The biggest spike was in September, probably to scare newcomers, and students who returned form their summer break, but in October they still received a considerably higher number of complaints than the monthly average.
Students are an easy target for the RIAA because they do not have the money to fight back. They often offer students a chance to settle for $3000 or $4000, leaving the students broke, but avoiding a real case. This trick seems to work well for the RIAA, they easily collect money without having to prove (they have no clue) that the defendant is actually someone who engaged in peer to peer file sharing of copyrighted music without authorization
Sometimes it looks like the RIAA willingly selects their targets based on their bank account. They try to avoid the mistake the MPAA made earlier this year by suing millionaire Shawn Hogan who allegedly downloaded a film on BitTorrent. Hogan, however, was not easily scared by the MPAA and said “$100,000 in legal fees is a small price to pay to challenge the MPAA’s tactics.

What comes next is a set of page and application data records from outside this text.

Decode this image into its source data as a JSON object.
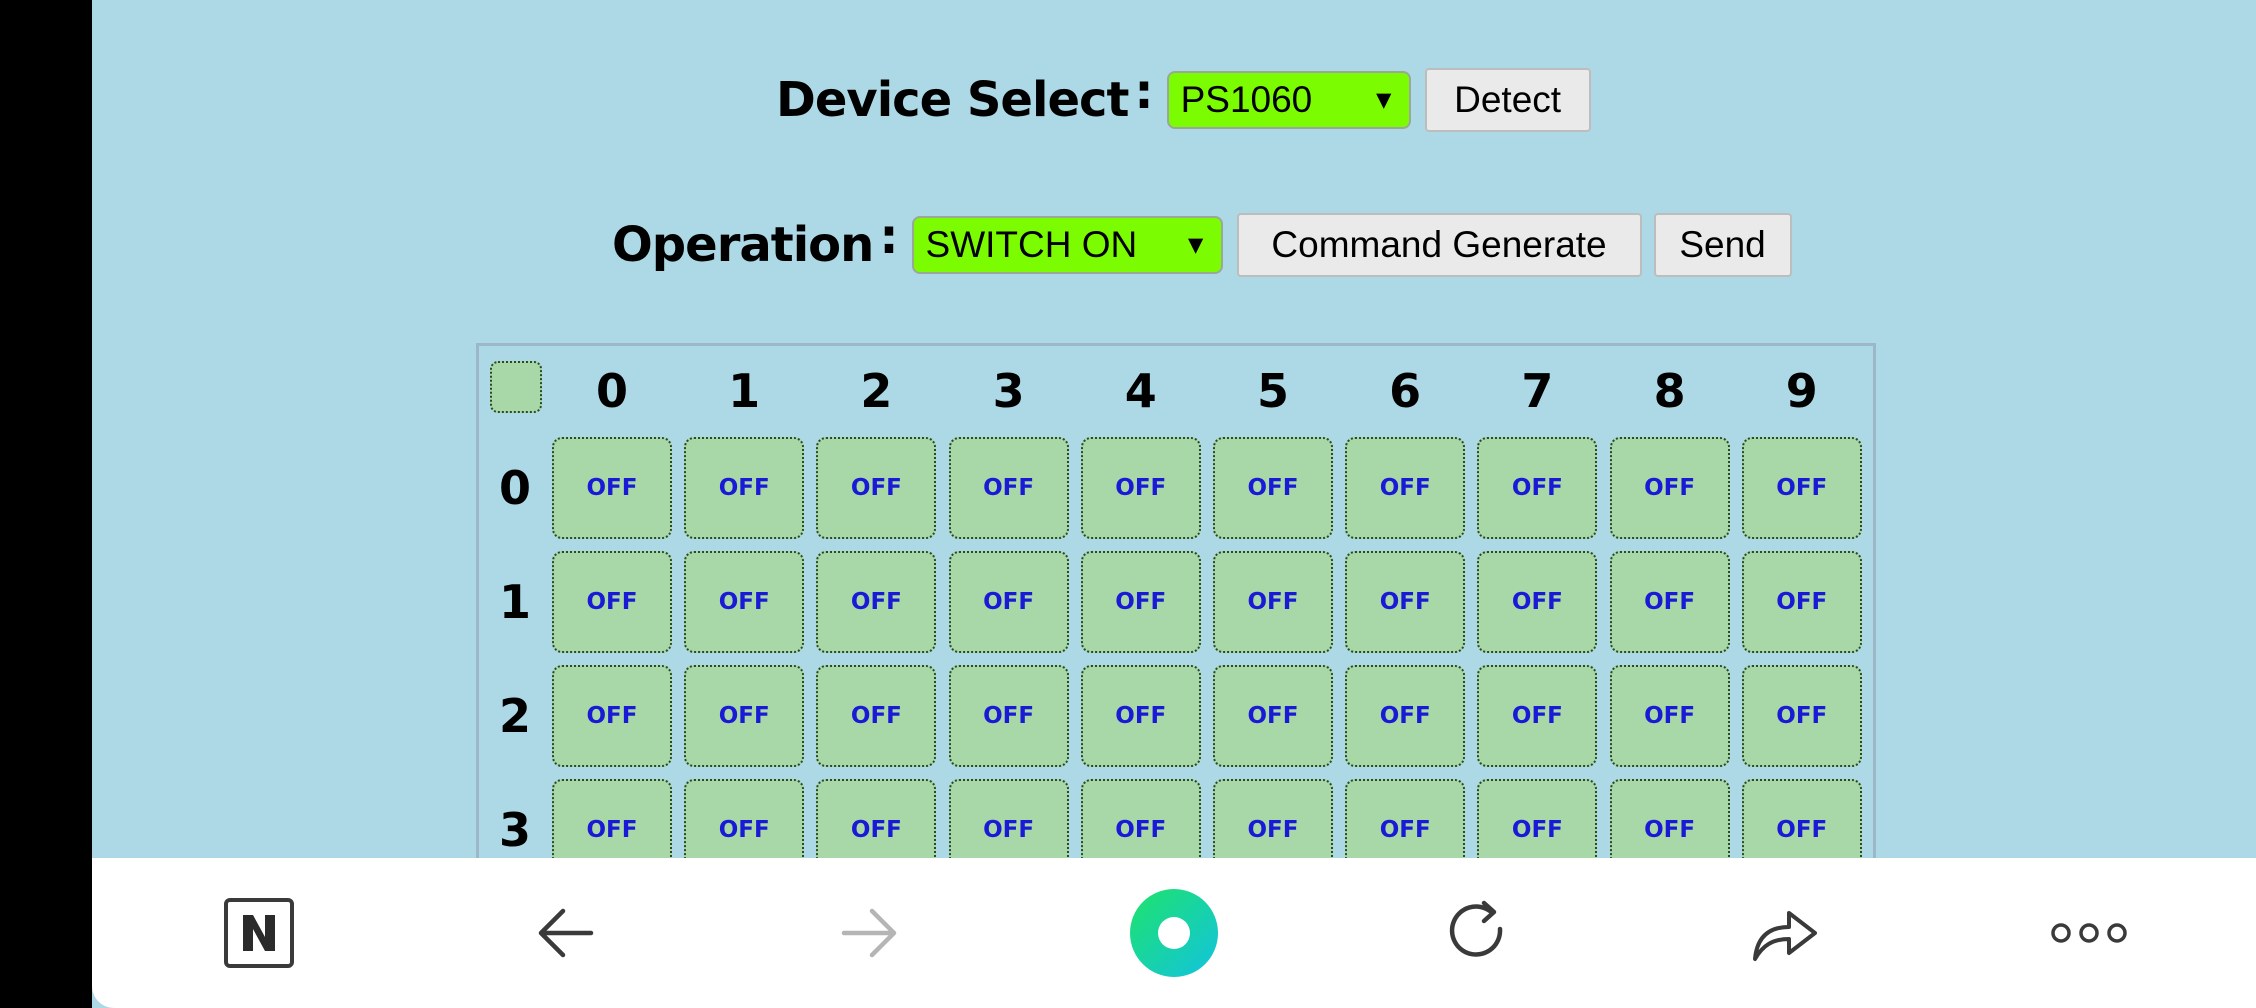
{
  "device": {
    "label": "Device Select",
    "colon": ":",
    "selected": "PS1060",
    "dropdown_icon": "▼",
    "detect_label": "Detect"
  },
  "operation": {
    "label": "Operation",
    "colon": ":",
    "selected": "SWITCH ON",
    "dropdown_icon": "▼",
    "generate_label": "Command Generate",
    "send_label": "Send"
  },
  "grid": {
    "columns": [
      "0",
      "1",
      "2",
      "3",
      "4",
      "5",
      "6",
      "7",
      "8",
      "9"
    ],
    "rows": [
      {
        "label": "0",
        "cells": [
          "OFF",
          "OFF",
          "OFF",
          "OFF",
          "OFF",
          "OFF",
          "OFF",
          "OFF",
          "OFF",
          "OFF"
        ]
      },
      {
        "label": "1",
        "cells": [
          "OFF",
          "OFF",
          "OFF",
          "OFF",
          "OFF",
          "OFF",
          "OFF",
          "OFF",
          "OFF",
          "OFF"
        ]
      },
      {
        "label": "2",
        "cells": [
          "OFF",
          "OFF",
          "OFF",
          "OFF",
          "OFF",
          "OFF",
          "OFF",
          "OFF",
          "OFF",
          "OFF"
        ]
      },
      {
        "label": "3",
        "cells": [
          "OFF",
          "OFF",
          "OFF",
          "OFF",
          "OFF",
          "OFF",
          "OFF",
          "OFF",
          "OFF",
          "OFF"
        ]
      }
    ]
  },
  "navbar": {
    "items": [
      "naver-n-icon",
      "back-arrow-icon",
      "forward-arrow-icon",
      "home-circle-icon",
      "refresh-icon",
      "share-icon",
      "more-dots-icon"
    ]
  },
  "colors": {
    "page_background": "#add8e6",
    "select_background": "#7cfc00",
    "cell_background": "#a8d8a8",
    "cell_text": "#1a1ad6"
  }
}
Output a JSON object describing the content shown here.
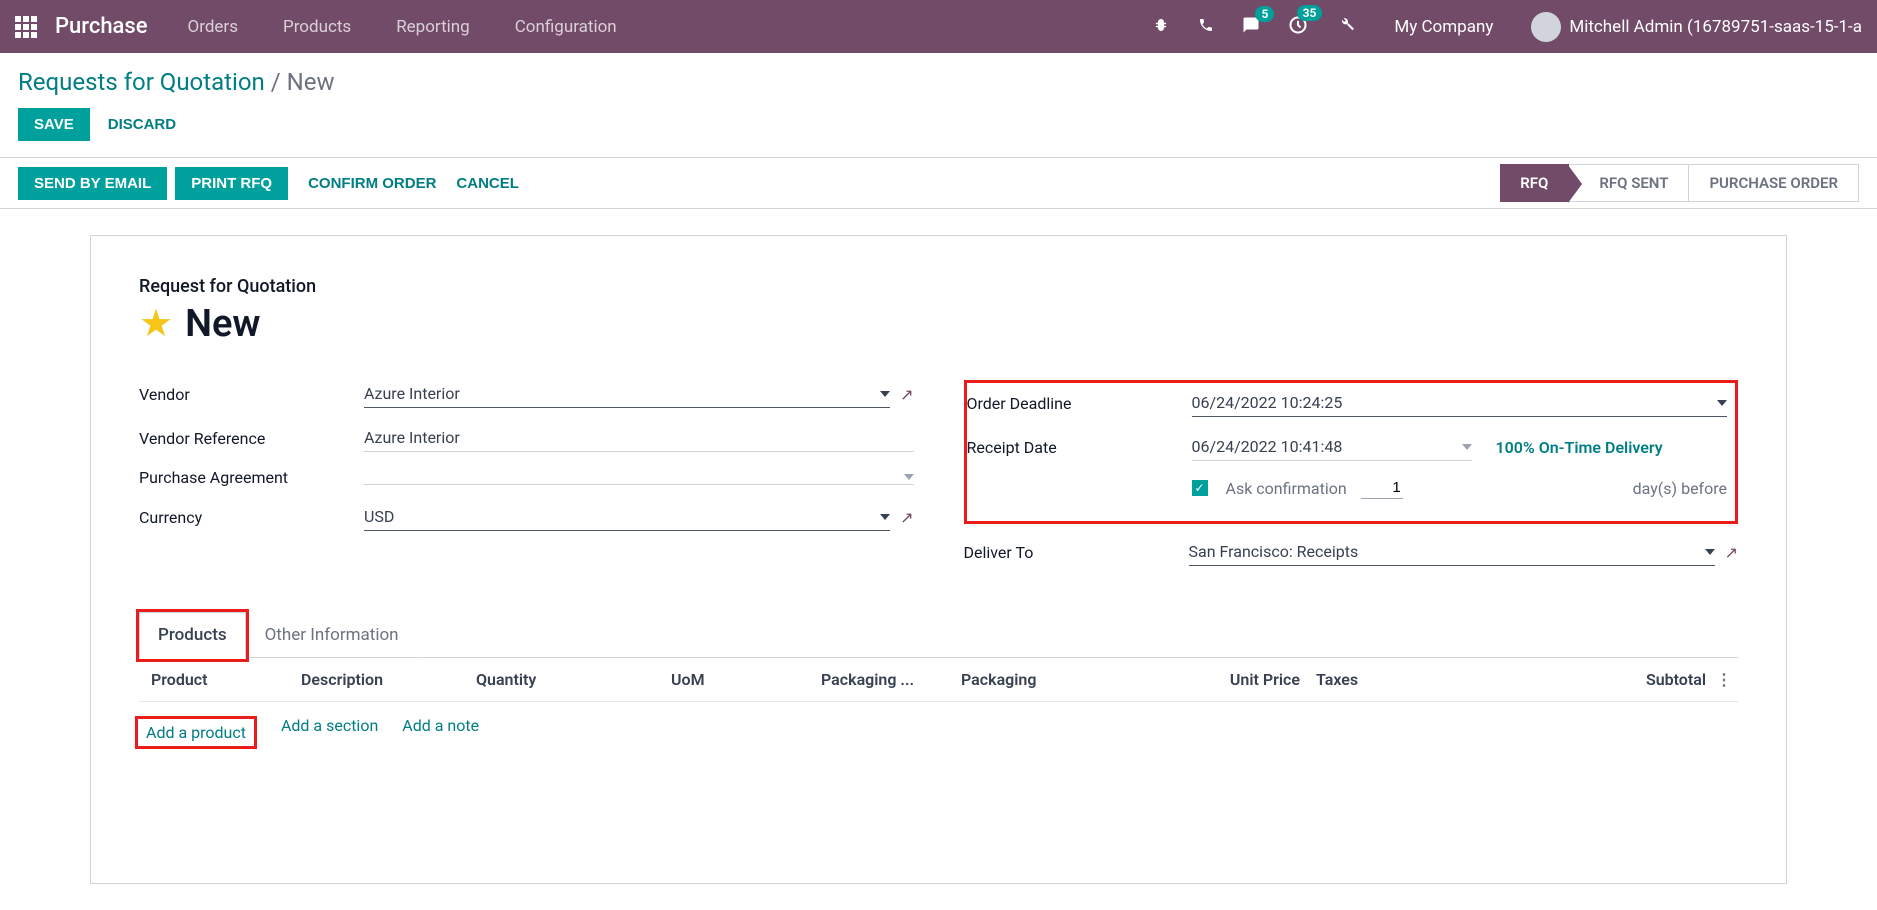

They’re completely abusing the system, I would spend well into the millions on this.”